SpongeBob Slendypants is the most ridiculous of the Slender games. The main antagonist is a mix between Slender Man and Spongebob Squarepants. The game puts you in the role of Patrick Star in a horror-comedy survival game in the middle of the woods (not in the ocean from what I can tell) while being chased by SpongeBob Slendypants while collecting krabby patties.
The game feels quite incomplete. It is perfectly playable, but I would rather Slendypants work like what Slenderman does in the Eight Pages, that being a teleporter who stalks the player behind trees and gets closer to you the more you play. Instead Slendypants chases you like any other game, and you must run away from him.
The game is funny, as it contains many references to SpongeBob, in earlier versions of the game, the collectible items were pages that had quotes from the show. Plus, staring at Slendypants, the player will hear Patrick’s famous gag quote “lee-loo-lee-loo-lee-loo-lee-loo”. A game to check out if normal Slender is too scary.
A game intended to be a hybrid of Dead Space and Slender Man, although the Dead Space elements are mostly in the setting, with this being Slender in space, thus the title. The game puts you in the role of an unnamed protagonist as she is on board a spaceship or station that loses power, and she must navigate the ship searching for six power nodes.
Slender Space has the usual problems of confusing navigation, because it takes place in an already dark area, space (the final frontier). You use a flashlight, which despite being in space in the future, still works like a modern-day flashlight. You would think the light would be more powerful by now?
Slender Man is programmed quite strangely. The strategy is just to NOT look at him. Just like gameplay I have seen for another Slender game (The Nine Pages) if you do not look at him, you will be fine. You can be an inch away, but he will not grab you, at least from what I have seen.

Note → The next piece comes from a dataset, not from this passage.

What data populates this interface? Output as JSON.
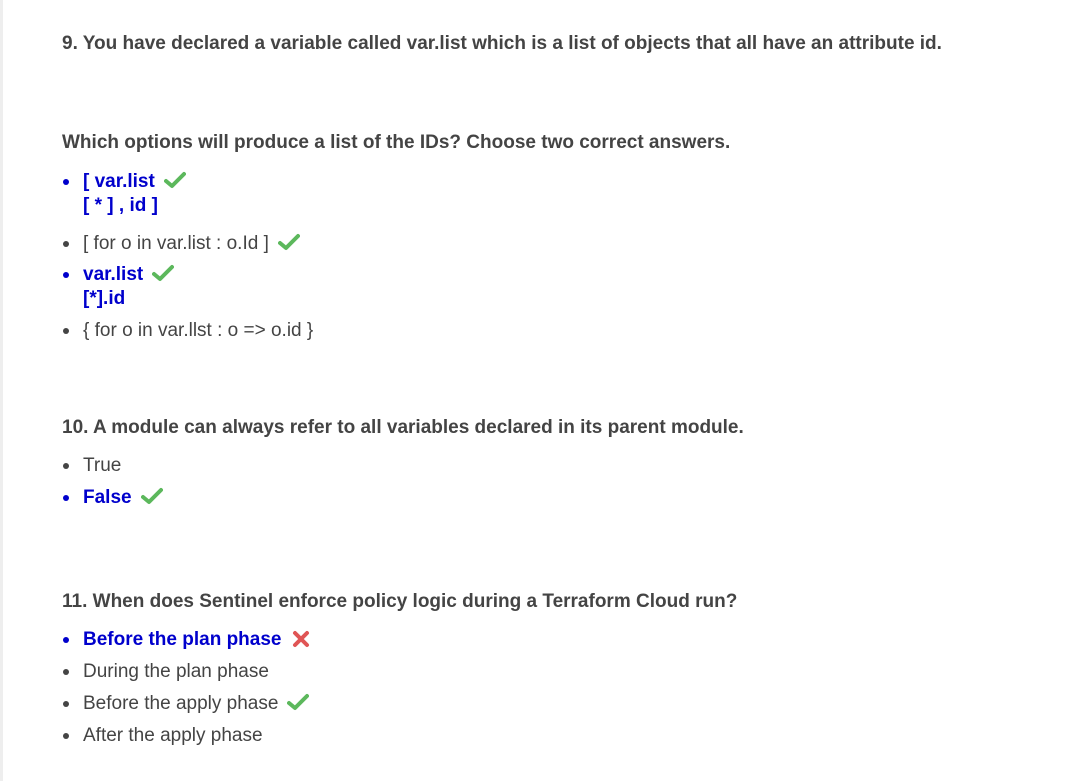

Slender Space is an interesting idea, but it is just like any other Slender Man game, as it does not utilize the setting. The game could be an origin story for Slender, as he came from another planet and snuck onto a spaceship where he eventually inhabited Earth, and given his ability to warp time, stalks people throughout the years on Earth, going back in time.
Most of the time, I forget I am even in SPACE. It is feels more like a bunker after the events of a nuclear war. This game could have had a lot more plot. An alternative idea to the one I expressed previously is Slender Man hitches a ride on a spaceship after humanity has doomed the planet and are evacuating, and the ship the player is on, is the unlucky one Slender decided to hitch on.

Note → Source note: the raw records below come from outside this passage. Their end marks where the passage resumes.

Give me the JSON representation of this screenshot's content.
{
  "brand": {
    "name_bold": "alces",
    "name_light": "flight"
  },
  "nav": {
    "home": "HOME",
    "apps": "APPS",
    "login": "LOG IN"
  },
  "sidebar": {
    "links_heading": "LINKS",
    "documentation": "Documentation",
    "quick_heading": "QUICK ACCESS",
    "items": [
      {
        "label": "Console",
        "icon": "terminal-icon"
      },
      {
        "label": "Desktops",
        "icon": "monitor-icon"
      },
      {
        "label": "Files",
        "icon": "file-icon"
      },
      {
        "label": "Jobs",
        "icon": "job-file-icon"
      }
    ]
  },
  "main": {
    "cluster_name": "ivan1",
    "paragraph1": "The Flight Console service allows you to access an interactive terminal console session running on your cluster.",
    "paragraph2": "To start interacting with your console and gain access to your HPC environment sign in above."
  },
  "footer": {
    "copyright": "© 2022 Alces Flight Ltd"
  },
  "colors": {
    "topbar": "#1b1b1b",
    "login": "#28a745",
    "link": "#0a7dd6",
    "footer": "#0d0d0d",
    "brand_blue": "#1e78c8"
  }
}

Haunt: The Real Slender Man Game
The most interesting of the Slender Man games, this technically is not even a Slender Man game, but the antagonist is an entity like Slender Man. This game has the most story in it out of all the entries. An unnamed male protagonist wakes up in a park in Poland and investigates the area at night and finds out where he is and what went on in the park.
This game takes liberties with the Slender Man mythos to make an original story. In this game, Slender is a mutated human that was originally a journalist captured by the Nazis during World War 2. He escaped captivity and hid in a bunker, which the Nazis decided to burn, turning the journalist into a mutated creature, as there were chemicals around the area.
The game is not real innovation from the Eight Pages. We may have some context, but it is not really an Eight Pages killer. It is an improvement for sure, but not in any creative ways. There is not much you can do with a Slender Man game unless there is a crazy overhaul I am not thinking of, because there was an attempt to combine slender and Five Nights at Freddy’s that failed miserably.
So these are the 5 Slender games I wanted to present. These 5 stood out to me the most out of the countless Slender games, and the ones I remember most from the early 2010s. Slender Man is so oversaturated now, that of course he got old. Slender was eventually replaced by Five Nights at Freddy’s which it itself was replaced by god knows what.